How did it develop and what difficulties did you experience along the way?

The difficulties encountered were multiple:

  • The repeated change of the ministries with their cabinet

  • The lack of political will and incompetence of executives in the ministerial cabinet

  • Greed and the positioning struggle to drive and derive the advantages associated with this platform

  • Lack of collaboration between institutions

  • The disinterestedness of the private sector and universities

  • The lack of a coherent policy on ICT, etc.

Nevertheless, all these difficulties allowed us to evaluate the journey in order to resume the steps that ultimately led, in 2017, to an involvement of the Ministry in charge of ICT and mobilisation of the private sector.

How do you imagine your NRI and its activities in the future?

We have a three-year mandate: from 2017 to 2020 and we have decided to re-establish our collaboration with universities, start-ups and local communities that need our expertise. We have taken the option of setting up local incubators according to the interests of each community and working in synergy with international partners who respond to the concerns identified for the benefit of these communities. This is the case with the University of Syracuse in the USA.

NRI internal governance and initiatives

Who are the people involved in your NRI and how do they contribute to it?

At the present stage, we have as actors involved:

  • The government through its Ministry of ICT

  • The private sector, represented by the Federation of DRC Companies

  • The universities

  • Civil society

  • The Youth DRC IGF.

Have you experienced difficulties in ensuring all stakeholder groups participate fully and more or less equally?

With regard to the multistakeholder approach, we decided to set up a DRC MAG coordinated by the Executive Secretariat. The DRC MAG is made up of members from government, public and private companies, universities and NGOs, including youth. In total for 2017, we have 65 members. The Executive Secretariat is made up of six people from civil society, public companies, universities and ISOC DRC.

Do you measure gender balance in your NRI? Did you undertake measures to encourage gender balance?

Within the Executive Secretariat there are three women: one is responsible for communication; another of finance and administration; and a third for gender and ICT. We have planned a specific programme for the involvement of women in the dynamics of internet governance, notably by creating Women DRC IGF.

How was your last forum organised, what were the topics chosen and the outcomes of discussion? How was it financed?

We are still working on organising our first edition of the IGF. The date will be launched at the right time.

Are there controversial topics that have been difficult in your NRI and if so, why?

Indeed, we had problems such as:

  • What institution would accept to become the leader of the DRC IGF?

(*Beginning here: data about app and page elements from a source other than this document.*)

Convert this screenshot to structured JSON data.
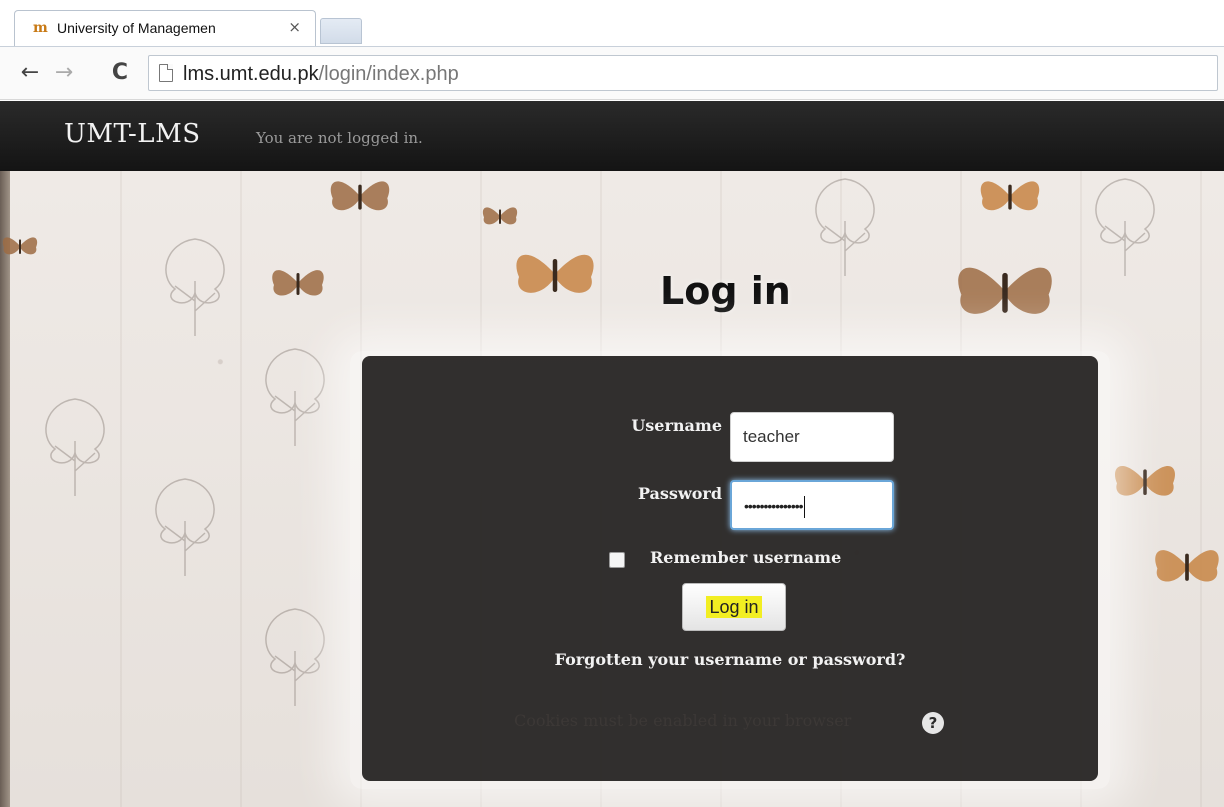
{
  "browser": {
    "tab_title": "University of Managemen",
    "tab_favicon": "moodle-favicon",
    "tab_close": "×",
    "url_host": "lms.umt.edu.pk",
    "url_path": "/login/index.php",
    "icons": {
      "back": "back-arrow-icon",
      "forward": "forward-arrow-icon",
      "reload": "reload-icon",
      "page": "page-icon"
    }
  },
  "navbar": {
    "brand": "UMT-LMS",
    "login_info": "You are not logged in."
  },
  "page": {
    "heading": "Log in"
  },
  "login_form": {
    "username_label": "Username",
    "username_value": "teacher",
    "password_label": "Password",
    "password_value": "•••••••••••••••",
    "remember_label": "Remember username",
    "remember_checked": false,
    "login_button": "Log in",
    "forgot_link": "Forgotten your username or password?",
    "cookies_notice": "Cookies must be enabled in your browser",
    "help_icon": "?"
  },
  "colors": {
    "navbar_bg": "#1c1c1c",
    "panel_bg": "#1c1918",
    "button_highlight": "#f2ee22",
    "favicon": "#c87a16"
  }
}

  • The participation of the private sector was conditioned by the involvement of the government

  • Inadequacy of basic texts such as the Geneva Plan of Action and the Tunis Agenda

  • The disinterestedness of public sector actors

  • Lack of motivation from the private sector and universities

  • Political cleavages within political decision makers.

Perspectives on the role of NRIs in internet governance

What is your take about the role of your NRI in internet governance processes, at the level of your country, region and globally?

At the national level, from 2007 until today, with modesty, I have always played the leading role for the national forum on internet governance to become a reality. However, during the course of this, I also organised training in some universities, some schools on different topics according to the concerns raised by users. I am often consulted by the ministry in charge of ICT and some civil society organisations. At the African level, I had to organise the sub-regional Central Africa IGF in 2013. I participated in several seminars organised by the ITU and the ECA. At the global level, I am a member of ICANN/AFRALO, a member of the Civil Society Caucus on Internet Governance and I regularly participate in the global IGF.

How do you perceive your role and position towards other NRIs, the IGF and the IGF Secretariat?

I work closely with the IGF Secretariat in Geneva while working with other regional and international NRIs.